LONDON — Well-toned hips and a trim waist — not just the pounds you carry — appear to be one of the best protections against heart attacks, according to a study of thousands of people in different countries.
Researchers reported in Friday's issue of The Lancet medical journal that a hip-to-waist ratio is a better predictor of the risk of heart attack for a variety of ethnic groups than body-mass index, the current standard.
Based on weight and height, the body-mass index takes no notice of where fat is or how muscular a person is, said Dr. Arya Sharma, professor of medicine at McMaster University and co-author of the study. An athlete and a couch potato could have similar BMI scores, he noted.
"Irrespective of your BMI, your waist-hip ratio is important."
Previous research has shown that having a potbelly is a better predictor of heart trouble than weight, but most of those studies focused on Europeans or North Americans.
The Interheart study, directed by Dr. Salim Yusuf of McMaster University in Hamilton, Ontario, drew on data from 27,098 people in Europe, Asia, Africa and the Americas, including 12,461 who had suffered a heart attack.
In the new study, the risk of heart attack rose progressively as the ratio of waist size increased in proportion to hip circumference. The 20 percent of the survey who had the highest ratio were 2.5 times more at risk than the 20 percent with the lowest ratio, the study found.

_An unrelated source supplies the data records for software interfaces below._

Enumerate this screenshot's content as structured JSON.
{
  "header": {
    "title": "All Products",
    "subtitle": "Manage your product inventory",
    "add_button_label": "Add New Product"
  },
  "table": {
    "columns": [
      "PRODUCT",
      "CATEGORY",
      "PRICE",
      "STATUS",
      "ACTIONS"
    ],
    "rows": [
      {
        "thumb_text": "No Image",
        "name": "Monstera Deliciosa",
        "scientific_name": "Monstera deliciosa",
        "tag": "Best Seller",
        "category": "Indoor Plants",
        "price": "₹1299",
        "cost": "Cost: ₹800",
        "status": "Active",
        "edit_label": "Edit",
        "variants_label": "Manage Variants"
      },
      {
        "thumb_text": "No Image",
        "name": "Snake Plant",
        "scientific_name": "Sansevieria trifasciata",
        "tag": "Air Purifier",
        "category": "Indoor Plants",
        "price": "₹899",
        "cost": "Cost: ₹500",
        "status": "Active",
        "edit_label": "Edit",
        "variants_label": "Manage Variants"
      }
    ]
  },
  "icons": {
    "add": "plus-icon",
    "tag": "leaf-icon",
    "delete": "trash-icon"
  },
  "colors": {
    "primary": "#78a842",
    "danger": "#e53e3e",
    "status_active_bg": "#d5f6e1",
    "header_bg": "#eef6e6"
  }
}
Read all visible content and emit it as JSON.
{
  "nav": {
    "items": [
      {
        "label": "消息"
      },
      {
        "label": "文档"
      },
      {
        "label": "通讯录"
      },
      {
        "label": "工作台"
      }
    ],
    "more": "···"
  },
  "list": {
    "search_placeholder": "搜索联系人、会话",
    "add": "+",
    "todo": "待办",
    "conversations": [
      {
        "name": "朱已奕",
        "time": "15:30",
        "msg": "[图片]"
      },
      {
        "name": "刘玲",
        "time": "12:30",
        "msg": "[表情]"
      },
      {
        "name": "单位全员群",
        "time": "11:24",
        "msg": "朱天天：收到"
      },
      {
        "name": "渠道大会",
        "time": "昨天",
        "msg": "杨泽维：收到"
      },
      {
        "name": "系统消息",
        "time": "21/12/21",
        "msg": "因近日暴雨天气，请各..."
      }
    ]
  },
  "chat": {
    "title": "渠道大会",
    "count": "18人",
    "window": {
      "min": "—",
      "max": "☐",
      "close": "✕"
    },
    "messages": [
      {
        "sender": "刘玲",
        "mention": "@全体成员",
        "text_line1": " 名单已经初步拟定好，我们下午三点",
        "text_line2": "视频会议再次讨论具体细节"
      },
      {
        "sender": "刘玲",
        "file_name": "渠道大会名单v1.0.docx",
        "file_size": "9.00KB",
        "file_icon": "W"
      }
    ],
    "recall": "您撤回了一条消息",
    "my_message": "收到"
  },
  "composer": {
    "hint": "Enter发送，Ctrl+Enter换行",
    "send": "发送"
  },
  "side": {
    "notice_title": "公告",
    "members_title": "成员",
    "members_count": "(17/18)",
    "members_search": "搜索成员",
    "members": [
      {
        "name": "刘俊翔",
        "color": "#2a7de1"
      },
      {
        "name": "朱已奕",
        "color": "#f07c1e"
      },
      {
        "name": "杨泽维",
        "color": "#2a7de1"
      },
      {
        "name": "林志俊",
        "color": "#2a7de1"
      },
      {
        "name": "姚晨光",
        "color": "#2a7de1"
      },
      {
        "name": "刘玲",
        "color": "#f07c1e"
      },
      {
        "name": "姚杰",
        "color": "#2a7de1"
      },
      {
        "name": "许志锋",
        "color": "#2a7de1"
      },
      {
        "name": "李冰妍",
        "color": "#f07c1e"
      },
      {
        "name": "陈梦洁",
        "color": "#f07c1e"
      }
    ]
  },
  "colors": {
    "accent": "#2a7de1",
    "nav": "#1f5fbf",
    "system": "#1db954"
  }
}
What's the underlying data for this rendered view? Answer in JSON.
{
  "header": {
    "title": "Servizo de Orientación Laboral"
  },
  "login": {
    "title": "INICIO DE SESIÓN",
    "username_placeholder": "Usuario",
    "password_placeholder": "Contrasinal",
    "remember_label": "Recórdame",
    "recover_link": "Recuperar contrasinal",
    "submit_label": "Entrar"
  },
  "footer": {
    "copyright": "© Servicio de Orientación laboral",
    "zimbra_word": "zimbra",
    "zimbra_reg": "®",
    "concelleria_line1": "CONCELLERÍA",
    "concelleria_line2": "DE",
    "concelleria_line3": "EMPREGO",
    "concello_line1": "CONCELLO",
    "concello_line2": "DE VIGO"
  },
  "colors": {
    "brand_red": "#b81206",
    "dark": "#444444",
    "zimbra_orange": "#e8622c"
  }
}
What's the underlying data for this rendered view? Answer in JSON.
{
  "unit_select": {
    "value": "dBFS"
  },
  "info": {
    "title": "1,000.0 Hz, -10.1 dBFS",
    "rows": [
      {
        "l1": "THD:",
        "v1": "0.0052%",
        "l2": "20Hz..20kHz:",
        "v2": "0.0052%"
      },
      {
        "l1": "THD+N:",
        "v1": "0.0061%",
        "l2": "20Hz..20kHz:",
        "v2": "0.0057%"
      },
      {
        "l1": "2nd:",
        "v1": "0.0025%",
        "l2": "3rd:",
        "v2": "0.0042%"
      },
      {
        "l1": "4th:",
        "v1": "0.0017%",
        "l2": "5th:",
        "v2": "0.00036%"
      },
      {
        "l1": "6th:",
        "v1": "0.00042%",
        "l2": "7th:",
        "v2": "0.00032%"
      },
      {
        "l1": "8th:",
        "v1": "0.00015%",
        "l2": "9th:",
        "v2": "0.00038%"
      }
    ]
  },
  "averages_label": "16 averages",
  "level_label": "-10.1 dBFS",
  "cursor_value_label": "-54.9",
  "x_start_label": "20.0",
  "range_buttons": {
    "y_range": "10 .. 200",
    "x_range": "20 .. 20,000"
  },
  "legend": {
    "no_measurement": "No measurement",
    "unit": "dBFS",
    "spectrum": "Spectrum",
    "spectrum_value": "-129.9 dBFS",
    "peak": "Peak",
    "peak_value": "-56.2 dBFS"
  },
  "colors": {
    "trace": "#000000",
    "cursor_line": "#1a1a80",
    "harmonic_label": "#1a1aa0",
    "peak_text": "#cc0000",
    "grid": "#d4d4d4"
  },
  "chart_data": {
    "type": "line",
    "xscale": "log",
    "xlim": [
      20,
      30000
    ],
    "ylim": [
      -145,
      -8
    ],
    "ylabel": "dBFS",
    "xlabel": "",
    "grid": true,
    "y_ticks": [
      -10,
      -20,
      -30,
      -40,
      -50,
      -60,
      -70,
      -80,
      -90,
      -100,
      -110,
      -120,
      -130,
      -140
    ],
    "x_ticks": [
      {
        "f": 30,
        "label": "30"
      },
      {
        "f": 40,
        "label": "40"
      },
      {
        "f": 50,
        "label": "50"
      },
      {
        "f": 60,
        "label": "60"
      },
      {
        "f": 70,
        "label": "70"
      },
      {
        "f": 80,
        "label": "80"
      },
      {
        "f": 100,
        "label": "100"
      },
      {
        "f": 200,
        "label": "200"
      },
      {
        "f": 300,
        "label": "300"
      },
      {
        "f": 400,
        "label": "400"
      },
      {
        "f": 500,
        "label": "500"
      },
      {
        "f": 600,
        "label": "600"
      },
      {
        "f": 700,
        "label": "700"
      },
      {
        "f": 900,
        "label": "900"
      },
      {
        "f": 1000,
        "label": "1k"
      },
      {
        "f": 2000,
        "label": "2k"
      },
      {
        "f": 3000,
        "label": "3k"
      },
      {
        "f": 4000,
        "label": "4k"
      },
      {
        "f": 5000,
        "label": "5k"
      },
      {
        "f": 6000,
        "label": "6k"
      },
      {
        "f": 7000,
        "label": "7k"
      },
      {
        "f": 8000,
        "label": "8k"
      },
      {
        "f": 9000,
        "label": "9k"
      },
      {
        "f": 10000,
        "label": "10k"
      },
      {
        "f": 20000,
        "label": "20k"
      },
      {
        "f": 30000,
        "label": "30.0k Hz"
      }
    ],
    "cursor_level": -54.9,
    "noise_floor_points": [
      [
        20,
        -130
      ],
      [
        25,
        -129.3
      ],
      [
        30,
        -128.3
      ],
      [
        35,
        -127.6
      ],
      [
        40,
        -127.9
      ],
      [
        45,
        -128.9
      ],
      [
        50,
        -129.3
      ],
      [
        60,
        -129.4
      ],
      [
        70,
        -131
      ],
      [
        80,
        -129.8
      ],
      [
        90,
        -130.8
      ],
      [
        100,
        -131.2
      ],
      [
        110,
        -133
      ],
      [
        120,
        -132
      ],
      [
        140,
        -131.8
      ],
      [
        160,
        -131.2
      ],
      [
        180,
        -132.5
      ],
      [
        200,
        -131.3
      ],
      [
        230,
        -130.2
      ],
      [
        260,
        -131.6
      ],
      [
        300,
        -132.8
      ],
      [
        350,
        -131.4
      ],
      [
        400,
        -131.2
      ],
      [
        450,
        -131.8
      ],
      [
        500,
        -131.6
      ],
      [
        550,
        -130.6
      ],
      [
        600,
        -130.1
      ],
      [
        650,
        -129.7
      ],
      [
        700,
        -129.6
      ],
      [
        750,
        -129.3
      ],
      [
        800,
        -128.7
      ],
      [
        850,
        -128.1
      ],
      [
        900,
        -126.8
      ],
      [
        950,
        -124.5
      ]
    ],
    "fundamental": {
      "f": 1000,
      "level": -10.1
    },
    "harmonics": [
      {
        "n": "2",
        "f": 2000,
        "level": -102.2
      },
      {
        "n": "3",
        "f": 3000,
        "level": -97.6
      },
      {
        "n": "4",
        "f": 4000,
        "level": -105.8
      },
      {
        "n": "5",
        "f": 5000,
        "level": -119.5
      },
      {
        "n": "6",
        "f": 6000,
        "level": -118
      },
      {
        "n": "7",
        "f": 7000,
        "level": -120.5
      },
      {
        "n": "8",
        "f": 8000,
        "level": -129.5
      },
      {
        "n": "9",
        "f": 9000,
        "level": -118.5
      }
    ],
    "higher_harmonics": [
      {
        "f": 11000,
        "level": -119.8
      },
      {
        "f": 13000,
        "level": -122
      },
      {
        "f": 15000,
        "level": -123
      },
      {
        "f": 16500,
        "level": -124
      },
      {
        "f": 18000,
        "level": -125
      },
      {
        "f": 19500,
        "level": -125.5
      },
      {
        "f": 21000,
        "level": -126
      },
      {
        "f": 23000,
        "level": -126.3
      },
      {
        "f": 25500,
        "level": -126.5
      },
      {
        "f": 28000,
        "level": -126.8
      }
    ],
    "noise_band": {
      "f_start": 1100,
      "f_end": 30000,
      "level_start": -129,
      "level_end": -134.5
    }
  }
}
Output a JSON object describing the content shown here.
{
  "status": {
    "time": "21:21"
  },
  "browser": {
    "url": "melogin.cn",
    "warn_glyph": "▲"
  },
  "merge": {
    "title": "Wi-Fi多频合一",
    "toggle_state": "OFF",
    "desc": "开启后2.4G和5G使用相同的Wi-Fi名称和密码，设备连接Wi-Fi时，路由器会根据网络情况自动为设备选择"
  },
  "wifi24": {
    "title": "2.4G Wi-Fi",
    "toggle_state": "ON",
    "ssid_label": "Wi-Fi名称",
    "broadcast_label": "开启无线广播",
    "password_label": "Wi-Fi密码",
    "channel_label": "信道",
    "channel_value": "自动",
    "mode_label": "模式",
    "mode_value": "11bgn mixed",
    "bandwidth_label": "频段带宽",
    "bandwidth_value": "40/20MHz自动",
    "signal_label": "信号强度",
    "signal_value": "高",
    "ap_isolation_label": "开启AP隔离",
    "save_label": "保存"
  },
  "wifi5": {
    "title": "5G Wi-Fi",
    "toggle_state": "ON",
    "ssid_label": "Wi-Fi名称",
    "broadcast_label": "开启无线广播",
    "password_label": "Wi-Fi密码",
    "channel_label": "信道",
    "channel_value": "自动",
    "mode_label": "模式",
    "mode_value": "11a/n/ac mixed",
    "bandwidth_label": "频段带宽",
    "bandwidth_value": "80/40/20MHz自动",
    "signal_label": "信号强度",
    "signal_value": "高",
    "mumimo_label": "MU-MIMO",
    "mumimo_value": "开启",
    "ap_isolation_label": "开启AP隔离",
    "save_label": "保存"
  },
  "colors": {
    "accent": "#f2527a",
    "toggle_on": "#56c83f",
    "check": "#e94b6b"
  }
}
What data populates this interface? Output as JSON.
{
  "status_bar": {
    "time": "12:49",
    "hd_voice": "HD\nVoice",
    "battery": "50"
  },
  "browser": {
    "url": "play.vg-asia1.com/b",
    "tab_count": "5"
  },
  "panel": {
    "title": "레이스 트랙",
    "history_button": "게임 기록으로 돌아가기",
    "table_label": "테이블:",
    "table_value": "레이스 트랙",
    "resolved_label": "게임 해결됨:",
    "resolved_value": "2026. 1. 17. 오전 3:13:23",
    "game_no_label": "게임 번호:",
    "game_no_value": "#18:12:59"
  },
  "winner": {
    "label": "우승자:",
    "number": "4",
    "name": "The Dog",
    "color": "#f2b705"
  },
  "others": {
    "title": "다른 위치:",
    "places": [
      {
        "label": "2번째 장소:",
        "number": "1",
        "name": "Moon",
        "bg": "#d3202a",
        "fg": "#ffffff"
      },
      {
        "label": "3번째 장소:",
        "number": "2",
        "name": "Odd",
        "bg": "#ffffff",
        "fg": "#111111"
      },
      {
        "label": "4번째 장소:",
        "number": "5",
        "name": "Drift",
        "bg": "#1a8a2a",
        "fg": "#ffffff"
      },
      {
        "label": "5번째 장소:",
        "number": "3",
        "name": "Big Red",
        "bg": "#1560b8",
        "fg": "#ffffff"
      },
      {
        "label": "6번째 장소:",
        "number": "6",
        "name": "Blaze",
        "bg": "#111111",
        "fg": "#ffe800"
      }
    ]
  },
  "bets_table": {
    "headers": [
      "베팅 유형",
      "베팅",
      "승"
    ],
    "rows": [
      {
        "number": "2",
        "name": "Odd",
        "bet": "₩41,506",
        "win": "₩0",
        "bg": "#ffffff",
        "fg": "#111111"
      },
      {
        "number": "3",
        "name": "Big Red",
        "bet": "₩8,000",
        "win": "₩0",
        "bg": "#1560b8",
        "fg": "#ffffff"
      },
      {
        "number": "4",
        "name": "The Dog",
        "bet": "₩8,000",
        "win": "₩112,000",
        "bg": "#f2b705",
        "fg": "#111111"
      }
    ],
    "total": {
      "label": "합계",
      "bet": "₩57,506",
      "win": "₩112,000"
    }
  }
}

That finding, researchers said, suggested a two-part strategy: trimming the abdomen, and possibly increasing hip size by increasing muscle mass or redistributing fat.
"This clearly will be a better way of identifying people at risk and helping avoid a heart attack," said Dr. Charmaine Griffiths of the British Heart Foundation, who was not involved in the research.